What you need to do: Your answer should be every line below that includes the word "name".

Records for this task:
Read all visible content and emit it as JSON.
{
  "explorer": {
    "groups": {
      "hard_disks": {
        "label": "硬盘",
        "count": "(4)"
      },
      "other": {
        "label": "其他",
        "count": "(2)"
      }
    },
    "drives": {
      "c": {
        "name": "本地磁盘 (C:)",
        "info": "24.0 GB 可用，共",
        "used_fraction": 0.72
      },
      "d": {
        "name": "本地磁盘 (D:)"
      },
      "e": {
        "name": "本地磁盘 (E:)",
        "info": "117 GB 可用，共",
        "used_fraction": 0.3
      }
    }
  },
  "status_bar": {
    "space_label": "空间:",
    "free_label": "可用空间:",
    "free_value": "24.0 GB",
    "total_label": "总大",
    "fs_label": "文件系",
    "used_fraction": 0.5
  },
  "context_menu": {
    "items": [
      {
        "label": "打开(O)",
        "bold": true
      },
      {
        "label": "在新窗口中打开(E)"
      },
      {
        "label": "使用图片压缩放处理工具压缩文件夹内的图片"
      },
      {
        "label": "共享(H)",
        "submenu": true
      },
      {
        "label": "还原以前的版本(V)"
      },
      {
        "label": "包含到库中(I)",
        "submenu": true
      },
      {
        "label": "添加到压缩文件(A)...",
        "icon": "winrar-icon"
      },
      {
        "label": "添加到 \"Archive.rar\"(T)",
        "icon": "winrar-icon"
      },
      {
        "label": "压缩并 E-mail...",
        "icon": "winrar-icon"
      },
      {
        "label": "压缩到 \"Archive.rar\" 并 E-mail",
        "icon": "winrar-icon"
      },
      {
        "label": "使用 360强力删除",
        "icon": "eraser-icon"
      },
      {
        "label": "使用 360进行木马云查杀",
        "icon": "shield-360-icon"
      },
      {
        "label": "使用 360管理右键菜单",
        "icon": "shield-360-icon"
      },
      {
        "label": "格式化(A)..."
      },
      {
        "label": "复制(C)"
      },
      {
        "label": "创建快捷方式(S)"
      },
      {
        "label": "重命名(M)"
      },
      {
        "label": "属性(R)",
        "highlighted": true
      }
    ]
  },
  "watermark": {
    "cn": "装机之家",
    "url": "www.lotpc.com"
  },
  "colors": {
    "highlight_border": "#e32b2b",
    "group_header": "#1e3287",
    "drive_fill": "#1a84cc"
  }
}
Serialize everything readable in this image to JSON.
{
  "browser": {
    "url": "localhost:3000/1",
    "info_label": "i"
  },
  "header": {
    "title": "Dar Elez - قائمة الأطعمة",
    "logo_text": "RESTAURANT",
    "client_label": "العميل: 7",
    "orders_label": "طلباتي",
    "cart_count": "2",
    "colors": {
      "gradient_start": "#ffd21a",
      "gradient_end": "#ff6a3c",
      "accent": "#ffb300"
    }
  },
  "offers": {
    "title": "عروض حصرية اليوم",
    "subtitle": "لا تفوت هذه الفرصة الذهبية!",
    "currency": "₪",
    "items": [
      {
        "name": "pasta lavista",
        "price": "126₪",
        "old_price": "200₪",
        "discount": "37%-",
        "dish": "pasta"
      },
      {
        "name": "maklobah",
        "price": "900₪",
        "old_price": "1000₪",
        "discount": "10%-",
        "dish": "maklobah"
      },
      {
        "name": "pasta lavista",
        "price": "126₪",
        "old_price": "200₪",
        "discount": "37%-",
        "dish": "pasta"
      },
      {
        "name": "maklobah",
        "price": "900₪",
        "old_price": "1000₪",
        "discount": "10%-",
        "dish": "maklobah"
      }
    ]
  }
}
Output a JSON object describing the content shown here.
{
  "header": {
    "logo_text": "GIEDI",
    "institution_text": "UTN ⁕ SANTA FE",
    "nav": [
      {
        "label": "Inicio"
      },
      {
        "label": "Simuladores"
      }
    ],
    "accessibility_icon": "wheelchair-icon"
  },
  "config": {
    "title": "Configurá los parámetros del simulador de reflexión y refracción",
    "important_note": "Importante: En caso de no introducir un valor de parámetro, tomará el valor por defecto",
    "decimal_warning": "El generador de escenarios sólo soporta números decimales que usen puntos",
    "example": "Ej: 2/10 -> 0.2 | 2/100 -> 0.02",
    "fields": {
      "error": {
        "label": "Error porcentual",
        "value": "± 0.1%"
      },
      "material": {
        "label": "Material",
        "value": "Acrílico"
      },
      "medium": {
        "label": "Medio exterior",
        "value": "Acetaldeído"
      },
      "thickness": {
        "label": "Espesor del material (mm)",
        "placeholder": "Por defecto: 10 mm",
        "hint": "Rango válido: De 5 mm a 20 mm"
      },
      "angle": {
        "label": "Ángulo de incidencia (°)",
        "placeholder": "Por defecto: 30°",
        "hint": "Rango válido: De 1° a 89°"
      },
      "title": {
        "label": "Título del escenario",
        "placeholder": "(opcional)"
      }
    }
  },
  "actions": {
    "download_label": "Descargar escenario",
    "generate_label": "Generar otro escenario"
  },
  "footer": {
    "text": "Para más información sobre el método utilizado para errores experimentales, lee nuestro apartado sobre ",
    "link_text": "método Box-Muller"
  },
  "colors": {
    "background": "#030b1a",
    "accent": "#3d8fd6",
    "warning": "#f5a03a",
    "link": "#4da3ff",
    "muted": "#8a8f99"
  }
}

Answer to the exercise:
        "name": "本地磁盘 (C:)",
        "name": "本地磁盘 (D:)"
        "name": "本地磁盘 (E:)",
        "name": "pasta lavista",
        "name": "maklobah",
        "name": "pasta lavista",
        "name": "maklobah",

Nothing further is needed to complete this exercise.